(Component data from apps and pages)
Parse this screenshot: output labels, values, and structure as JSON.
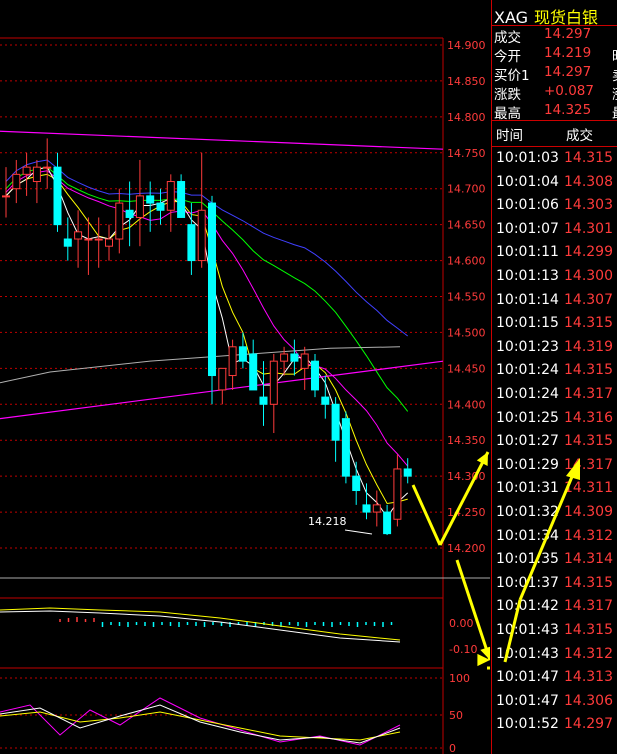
{
  "chart": {
    "y_ticks": [
      "14.900",
      "14.850",
      "14.800",
      "14.750",
      "14.700",
      "14.650",
      "14.600",
      "14.550",
      "14.500",
      "14.450",
      "14.400",
      "14.350",
      "14.300",
      "14.250",
      "14.200"
    ],
    "low_label": "14.218",
    "macd_ticks": [
      "0.00",
      "-0.10"
    ],
    "kdj_ticks": [
      "100",
      "50",
      "0"
    ],
    "colors": {
      "up": "#ff3b3b",
      "down": "#00ffff",
      "grid": "#c00000",
      "ma5": "#ffffff",
      "ma10": "#ffff00",
      "ma20": "#ff00ff",
      "ma30": "#00ff00",
      "ma60": "#4040ff",
      "ma120": "#b0b0b0",
      "arrow": "#ffff00"
    }
  },
  "quote": {
    "symbol": "XAG",
    "name": "现货白银",
    "rows": [
      {
        "label": "成交",
        "value": "14.297",
        "extra": ""
      },
      {
        "label": "今开",
        "value": "14.219",
        "extra": "昨"
      },
      {
        "label": "买价1",
        "value": "14.297",
        "extra": "卖"
      },
      {
        "label": "涨跌",
        "value": "+0.087",
        "extra": "涨"
      },
      {
        "label": "最高",
        "value": "14.325",
        "extra": "最"
      }
    ]
  },
  "ticks": {
    "header_time": "时间",
    "header_price": "成交",
    "rows": [
      {
        "time": "10:01:03",
        "price": "14.315"
      },
      {
        "time": "10:01:04",
        "price": "14.308"
      },
      {
        "time": "10:01:06",
        "price": "14.303"
      },
      {
        "time": "10:01:07",
        "price": "14.301"
      },
      {
        "time": "10:01:11",
        "price": "14.299"
      },
      {
        "time": "10:01:13",
        "price": "14.300"
      },
      {
        "time": "10:01:14",
        "price": "14.307"
      },
      {
        "time": "10:01:15",
        "price": "14.315"
      },
      {
        "time": "10:01:23",
        "price": "14.319"
      },
      {
        "time": "10:01:24",
        "price": "14.315"
      },
      {
        "time": "10:01:24",
        "price": "14.317"
      },
      {
        "time": "10:01:25",
        "price": "14.316"
      },
      {
        "time": "10:01:27",
        "price": "14.315"
      },
      {
        "time": "10:01:29",
        "price": "14.317"
      },
      {
        "time": "10:01:31",
        "price": "14.311"
      },
      {
        "time": "10:01:32",
        "price": "14.309"
      },
      {
        "time": "10:01:34",
        "price": "14.312"
      },
      {
        "time": "10:01:35",
        "price": "14.314"
      },
      {
        "time": "10:01:37",
        "price": "14.315"
      },
      {
        "time": "10:01:42",
        "price": "14.317"
      },
      {
        "time": "10:01:43",
        "price": "14.315"
      },
      {
        "time": "10:01:43",
        "price": "14.312"
      },
      {
        "time": "10:01:47",
        "price": "14.313"
      },
      {
        "time": "10:01:47",
        "price": "14.306"
      },
      {
        "time": "10:01:52",
        "price": "14.297"
      }
    ]
  },
  "chart_data": {
    "type": "candlestick",
    "ylim": [
      14.2,
      14.9
    ],
    "candles": [
      {
        "o": 14.69,
        "h": 14.73,
        "l": 14.66,
        "c": 14.69
      },
      {
        "o": 14.7,
        "h": 14.74,
        "l": 14.68,
        "c": 14.72
      },
      {
        "o": 14.72,
        "h": 14.75,
        "l": 14.69,
        "c": 14.73
      },
      {
        "o": 14.71,
        "h": 14.74,
        "l": 14.68,
        "c": 14.73
      },
      {
        "o": 14.73,
        "h": 14.77,
        "l": 14.7,
        "c": 14.73
      },
      {
        "o": 14.73,
        "h": 14.75,
        "l": 14.64,
        "c": 14.65
      },
      {
        "o": 14.63,
        "h": 14.66,
        "l": 14.6,
        "c": 14.62
      },
      {
        "o": 14.63,
        "h": 14.67,
        "l": 14.59,
        "c": 14.64
      },
      {
        "o": 14.63,
        "h": 14.66,
        "l": 14.58,
        "c": 14.63
      },
      {
        "o": 14.63,
        "h": 14.66,
        "l": 14.59,
        "c": 14.63
      },
      {
        "o": 14.62,
        "h": 14.65,
        "l": 14.6,
        "c": 14.63
      },
      {
        "o": 14.63,
        "h": 14.7,
        "l": 14.61,
        "c": 14.68
      },
      {
        "o": 14.67,
        "h": 14.71,
        "l": 14.62,
        "c": 14.66
      },
      {
        "o": 14.66,
        "h": 14.74,
        "l": 14.62,
        "c": 14.69
      },
      {
        "o": 14.69,
        "h": 14.71,
        "l": 14.64,
        "c": 14.68
      },
      {
        "o": 14.68,
        "h": 14.7,
        "l": 14.65,
        "c": 14.67
      },
      {
        "o": 14.67,
        "h": 14.72,
        "l": 14.64,
        "c": 14.71
      },
      {
        "o": 14.71,
        "h": 14.72,
        "l": 14.66,
        "c": 14.66
      },
      {
        "o": 14.65,
        "h": 14.68,
        "l": 14.58,
        "c": 14.6
      },
      {
        "o": 14.6,
        "h": 14.75,
        "l": 14.59,
        "c": 14.67
      },
      {
        "o": 14.68,
        "h": 14.69,
        "l": 14.4,
        "c": 14.44
      },
      {
        "o": 14.42,
        "h": 14.45,
        "l": 14.4,
        "c": 14.45
      },
      {
        "o": 14.44,
        "h": 14.49,
        "l": 14.42,
        "c": 14.48
      },
      {
        "o": 14.48,
        "h": 14.5,
        "l": 14.45,
        "c": 14.46
      },
      {
        "o": 14.47,
        "h": 14.49,
        "l": 14.42,
        "c": 14.42
      },
      {
        "o": 14.41,
        "h": 14.46,
        "l": 14.37,
        "c": 14.4
      },
      {
        "o": 14.4,
        "h": 14.47,
        "l": 14.36,
        "c": 14.46
      },
      {
        "o": 14.46,
        "h": 14.48,
        "l": 14.44,
        "c": 14.47
      },
      {
        "o": 14.47,
        "h": 14.49,
        "l": 14.44,
        "c": 14.46
      },
      {
        "o": 14.45,
        "h": 14.48,
        "l": 14.42,
        "c": 14.47
      },
      {
        "o": 14.46,
        "h": 14.47,
        "l": 14.41,
        "c": 14.42
      },
      {
        "o": 14.41,
        "h": 14.44,
        "l": 14.38,
        "c": 14.4
      },
      {
        "o": 14.4,
        "h": 14.41,
        "l": 14.32,
        "c": 14.35
      },
      {
        "o": 14.38,
        "h": 14.39,
        "l": 14.29,
        "c": 14.3
      },
      {
        "o": 14.3,
        "h": 14.32,
        "l": 14.26,
        "c": 14.28
      },
      {
        "o": 14.26,
        "h": 14.29,
        "l": 14.24,
        "c": 14.25
      },
      {
        "o": 14.25,
        "h": 14.28,
        "l": 14.23,
        "c": 14.26
      },
      {
        "o": 14.25,
        "h": 14.26,
        "l": 14.218,
        "c": 14.22
      },
      {
        "o": 14.24,
        "h": 14.33,
        "l": 14.23,
        "c": 14.31
      },
      {
        "o": 14.31,
        "h": 14.325,
        "l": 14.29,
        "c": 14.3
      }
    ]
  }
}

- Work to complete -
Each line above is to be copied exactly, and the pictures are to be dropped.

- Result below -
Parse this screenshot: output labels, values, and structure as JSON.
{
  "chart": {
    "y_ticks": [
      "14.900",
      "14.850",
      "14.800",
      "14.750",
      "14.700",
      "14.650",
      "14.600",
      "14.550",
      "14.500",
      "14.450",
      "14.400",
      "14.350",
      "14.300",
      "14.250",
      "14.200"
    ],
    "low_label": "14.218",
    "macd_ticks": [
      "0.00",
      "-0.10"
    ],
    "kdj_ticks": [
      "100",
      "50",
      "0"
    ],
    "colors": {
      "up": "#ff3b3b",
      "down": "#00ffff",
      "grid": "#c00000",
      "ma5": "#ffffff",
      "ma10": "#ffff00",
      "ma20": "#ff00ff",
      "ma30": "#00ff00",
      "ma60": "#4040ff",
      "ma120": "#b0b0b0",
      "arrow": "#ffff00"
    }
  },
  "quote": {
    "symbol": "XAG",
    "name": "现货白银",
    "rows": [
      {
        "label": "成交",
        "value": "14.297",
        "extra": ""
      },
      {
        "label": "今开",
        "value": "14.219",
        "extra": "昨"
      },
      {
        "label": "买价1",
        "value": "14.297",
        "extra": "卖"
      },
      {
        "label": "涨跌",
        "value": "+0.087",
        "extra": "涨"
      },
      {
        "label": "最高",
        "value": "14.325",
        "extra": "最"
      }
    ]
  },
  "ticks": {
    "header_time": "时间",
    "header_price": "成交",
    "rows": [
      {
        "time": "10:01:03",
        "price": "14.315"
      },
      {
        "time": "10:01:04",
        "price": "14.308"
      },
      {
        "time": "10:01:06",
        "price": "14.303"
      },
      {
        "time": "10:01:07",
        "price": "14.301"
      },
      {
        "time": "10:01:11",
        "price": "14.299"
      },
      {
        "time": "10:01:13",
        "price": "14.300"
      },
      {
        "time": "10:01:14",
        "price": "14.307"
      },
      {
        "time": "10:01:15",
        "price": "14.315"
      },
      {
        "time": "10:01:23",
        "price": "14.319"
      },
      {
        "time": "10:01:24",
        "price": "14.315"
      },
      {
        "time": "10:01:24",
        "price": "14.317"
      },
      {
        "time": "10:01:25",
        "price": "14.316"
      },
      {
        "time": "10:01:27",
        "price": "14.315"
      },
      {
        "time": "10:01:29",
        "price": "14.317"
      },
      {
        "time": "10:01:31",
        "price": "14.311"
      },
      {
        "time": "10:01:32",
        "price": "14.309"
      },
      {
        "time": "10:01:34",
        "price": "14.312"
      },
      {
        "time": "10:01:35",
        "price": "14.314"
      },
      {
        "time": "10:01:37",
        "price": "14.315"
      },
      {
        "time": "10:01:42",
        "price": "14.317"
      },
      {
        "time": "10:01:43",
        "price": "14.315"
      },
      {
        "time": "10:01:43",
        "price": "14.312"
      },
      {
        "time": "10:01:47",
        "price": "14.313"
      },
      {
        "time": "10:01:47",
        "price": "14.306"
      },
      {
        "time": "10:01:52",
        "price": "14.297"
      }
    ]
  },
  "chart_data": {
    "type": "candlestick",
    "ylim": [
      14.2,
      14.9
    ],
    "candles": [
      {
        "o": 14.69,
        "h": 14.73,
        "l": 14.66,
        "c": 14.69
      },
      {
        "o": 14.7,
        "h": 14.74,
        "l": 14.68,
        "c": 14.72
      },
      {
        "o": 14.72,
        "h": 14.75,
        "l": 14.69,
        "c": 14.73
      },
      {
        "o": 14.71,
        "h": 14.74,
        "l": 14.68,
        "c": 14.73
      },
      {
        "o": 14.73,
        "h": 14.77,
        "l": 14.7,
        "c": 14.73
      },
      {
        "o": 14.73,
        "h": 14.75,
        "l": 14.64,
        "c": 14.65
      },
      {
        "o": 14.63,
        "h": 14.66,
        "l": 14.6,
        "c": 14.62
      },
      {
        "o": 14.63,
        "h": 14.67,
        "l": 14.59,
        "c": 14.64
      },
      {
        "o": 14.63,
        "h": 14.66,
        "l": 14.58,
        "c": 14.63
      },
      {
        "o": 14.63,
        "h": 14.66,
        "l": 14.59,
        "c": 14.63
      },
      {
        "o": 14.62,
        "h": 14.65,
        "l": 14.6,
        "c": 14.63
      },
      {
        "o": 14.63,
        "h": 14.7,
        "l": 14.61,
        "c": 14.68
      },
      {
        "o": 14.67,
        "h": 14.71,
        "l": 14.62,
        "c": 14.66
      },
      {
        "o": 14.66,
        "h": 14.74,
        "l": 14.62,
        "c": 14.69
      },
      {
        "o": 14.69,
        "h": 14.71,
        "l": 14.64,
        "c": 14.68
      },
      {
        "o": 14.68,
        "h": 14.7,
        "l": 14.65,
        "c": 14.67
      },
      {
        "o": 14.67,
        "h": 14.72,
        "l": 14.64,
        "c": 14.71
      },
      {
        "o": 14.71,
        "h": 14.72,
        "l": 14.66,
        "c": 14.66
      },
      {
        "o": 14.65,
        "h": 14.68,
        "l": 14.58,
        "c": 14.6
      },
      {
        "o": 14.6,
        "h": 14.75,
        "l": 14.59,
        "c": 14.67
      },
      {
        "o": 14.68,
        "h": 14.69,
        "l": 14.4,
        "c": 14.44
      },
      {
        "o": 14.42,
        "h": 14.45,
        "l": 14.4,
        "c": 14.45
      },
      {
        "o": 14.44,
        "h": 14.49,
        "l": 14.42,
        "c": 14.48
      },
      {
        "o": 14.48,
        "h": 14.5,
        "l": 14.45,
        "c": 14.46
      },
      {
        "o": 14.47,
        "h": 14.49,
        "l": 14.42,
        "c": 14.42
      },
      {
        "o": 14.41,
        "h": 14.46,
        "l": 14.37,
        "c": 14.4
      },
      {
        "o": 14.4,
        "h": 14.47,
        "l": 14.36,
        "c": 14.46
      },
      {
        "o": 14.46,
        "h": 14.48,
        "l": 14.44,
        "c": 14.47
      },
      {
        "o": 14.47,
        "h": 14.49,
        "l": 14.44,
        "c": 14.46
      },
      {
        "o": 14.45,
        "h": 14.48,
        "l": 14.42,
        "c": 14.47
      },
      {
        "o": 14.46,
        "h": 14.47,
        "l": 14.41,
        "c": 14.42
      },
      {
        "o": 14.41,
        "h": 14.44,
        "l": 14.38,
        "c": 14.4
      },
      {
        "o": 14.4,
        "h": 14.41,
        "l": 14.32,
        "c": 14.35
      },
      {
        "o": 14.38,
        "h": 14.39,
        "l": 14.29,
        "c": 14.3
      },
      {
        "o": 14.3,
        "h": 14.32,
        "l": 14.26,
        "c": 14.28
      },
      {
        "o": 14.26,
        "h": 14.29,
        "l": 14.24,
        "c": 14.25
      },
      {
        "o": 14.25,
        "h": 14.28,
        "l": 14.23,
        "c": 14.26
      },
      {
        "o": 14.25,
        "h": 14.26,
        "l": 14.218,
        "c": 14.22
      },
      {
        "o": 14.24,
        "h": 14.33,
        "l": 14.23,
        "c": 14.31
      },
      {
        "o": 14.31,
        "h": 14.325,
        "l": 14.29,
        "c": 14.3
      }
    ]
  }
}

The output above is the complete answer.